■ WHAT THIS TASK INVOLVES: Filter the records for lines holding the string "icon".
[Start of section]
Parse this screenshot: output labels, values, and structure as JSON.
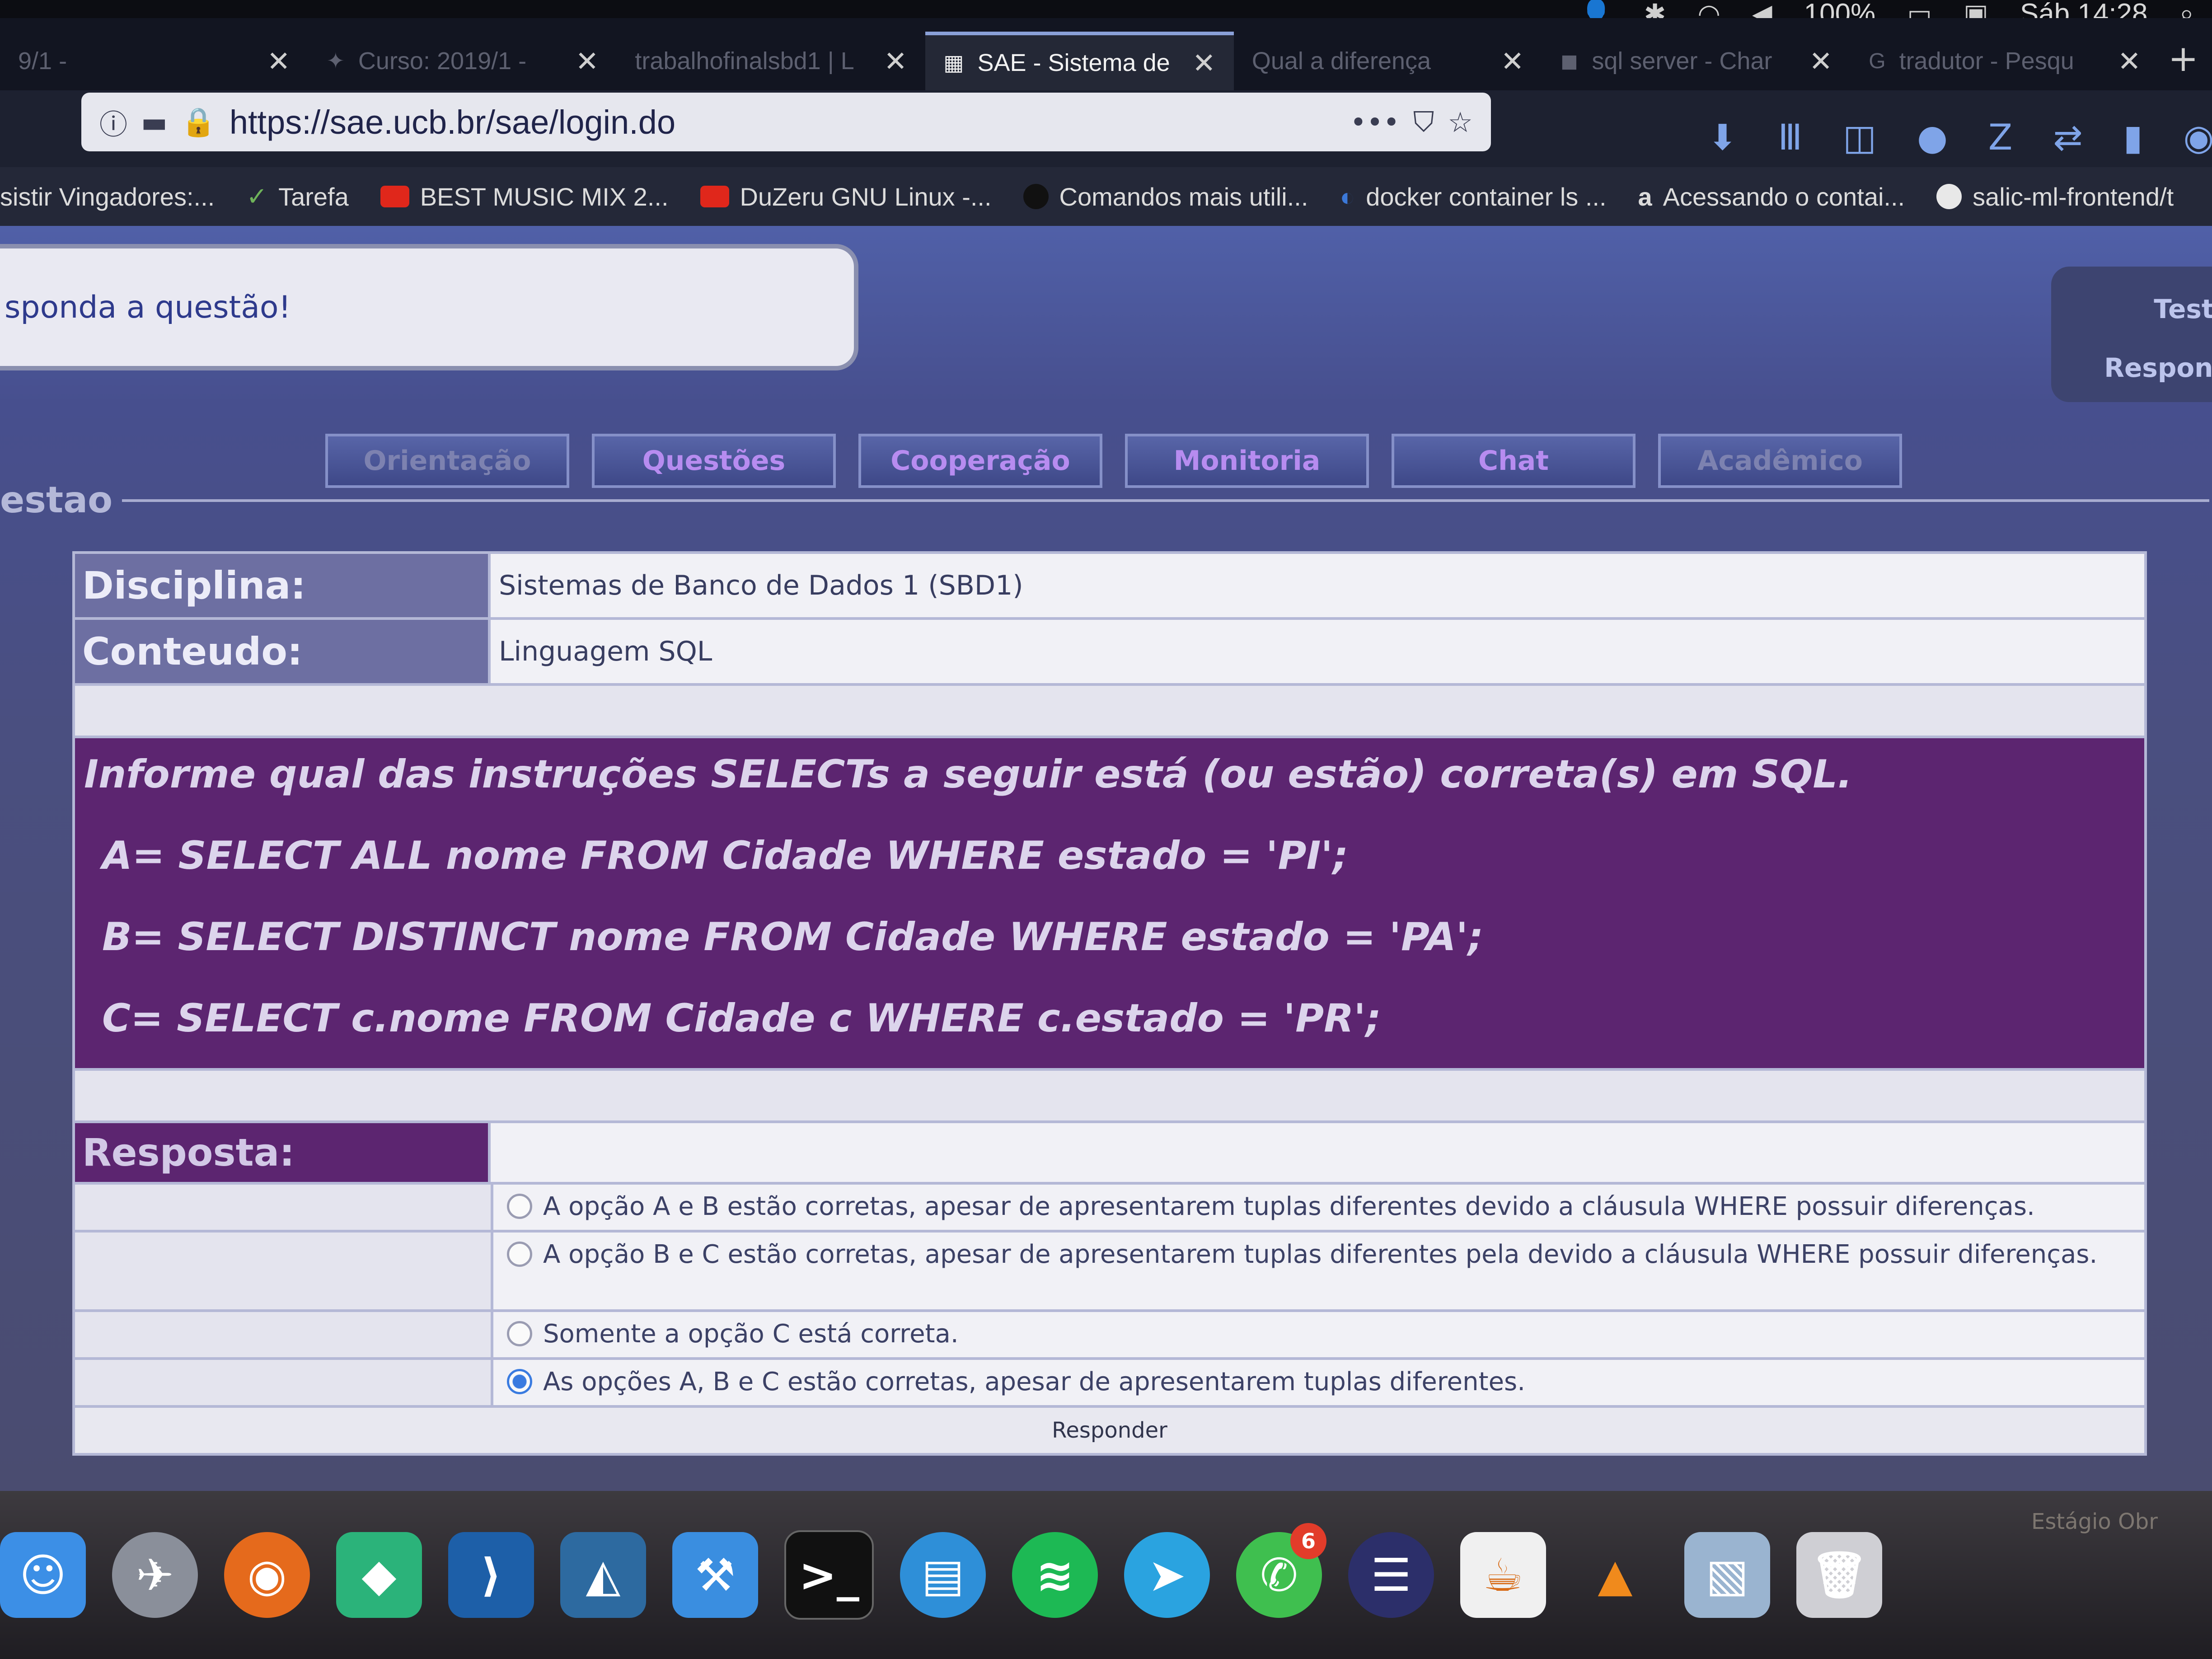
{
  "menubar": {
    "battery": "100%",
    "clock": "Sáb 14:28"
  },
  "browser": {
    "tabs": [
      {
        "label": "9/1 -",
        "active": false
      },
      {
        "label": "Curso: 2019/1 -",
        "active": false
      },
      {
        "label": "trabalhofinalsbd1 | L",
        "active": false
      },
      {
        "label": "SAE - Sistema de",
        "active": true
      },
      {
        "label": "Qual a diferença",
        "active": false
      },
      {
        "label": "sql server - Char",
        "active": false
      },
      {
        "label": "tradutor - Pesqu",
        "active": false
      }
    ],
    "close_glyph": "✕",
    "new_tab_glyph": "+",
    "url": "https://sae.ucb.br/sae/login.do",
    "bookmarks": [
      {
        "label": "sistir Vingadores:...",
        "icon": "none"
      },
      {
        "label": "Tarefa",
        "icon": "leaf-icon"
      },
      {
        "label": "BEST MUSIC MIX 2...",
        "icon": "youtube-icon"
      },
      {
        "label": "DuZeru GNU Linux -...",
        "icon": "youtube-icon"
      },
      {
        "label": "Comandos mais utili...",
        "icon": "dot-icon"
      },
      {
        "label": "docker container ls ...",
        "icon": "docker-icon"
      },
      {
        "label": "Acessando o contai...",
        "icon": "a-icon"
      },
      {
        "label": "salic-ml-frontend/t",
        "icon": "github-icon"
      }
    ]
  },
  "page": {
    "message": "sponda a questão!",
    "side_links": [
      "Teste",
      "Respond"
    ],
    "nav_tabs": [
      "Orientação",
      "Questões",
      "Cooperação",
      "Monitoria",
      "Chat",
      "Acadêmico"
    ],
    "section_title": "estao",
    "disciplina_label": "Disciplina:",
    "disciplina_value": "Sistemas de Banco de Dados 1 (SBD1)",
    "conteudo_label": "Conteudo:",
    "conteudo_value": "Linguagem SQL",
    "question": {
      "text": "Informe qual das instruções SELECTs a seguir está (ou estão) correta(s) em SQL.",
      "statements": [
        "A= SELECT ALL nome FROM Cidade WHERE estado = 'PI';",
        "B= SELECT DISTINCT nome FROM Cidade WHERE estado = 'PA';",
        "C= SELECT c.nome FROM Cidade c WHERE c.estado = 'PR';"
      ]
    },
    "answer_label": "Resposta:",
    "options": [
      "A opção A e B estão corretas, apesar de apresentarem tuplas diferentes devido a cláusula WHERE possuir diferenças.",
      "A opção B e C estão corretas, apesar de apresentarem tuplas diferentes pela devido a cláusula WHERE possuir diferenças.",
      "Somente a opção C está correta.",
      "As opções A, B e C estão corretas, apesar de apresentarem tuplas diferentes."
    ],
    "selected_option": 3,
    "submit_label": "Responder"
  },
  "dock": {
    "apps": [
      "Finder",
      "Launchpad",
      "Firefox",
      "Android Studio",
      "VS Code",
      "MySQL Workbench",
      "Xcode",
      "Terminal",
      "Docker",
      "Spotify",
      "Telegram",
      "WhatsApp",
      "Eclipse",
      "Java",
      "VLC",
      "Preview",
      "Trash"
    ],
    "whatsapp_badge": "6",
    "label": "Estágio Obr"
  },
  "colors": {
    "question_bg": "#5c2570",
    "label_bg": "#6d6fa2",
    "tab_text": "#b78cf0"
  }
}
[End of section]
■ SOLUTION FOR THIS PROBLEM:
        "icon": "none"
        "icon": "leaf-icon"
        "icon": "youtube-icon"
        "icon": "youtube-icon"
        "icon": "dot-icon"
        "icon": "docker-icon"
        "icon": "a-icon"
        "icon": "github-icon"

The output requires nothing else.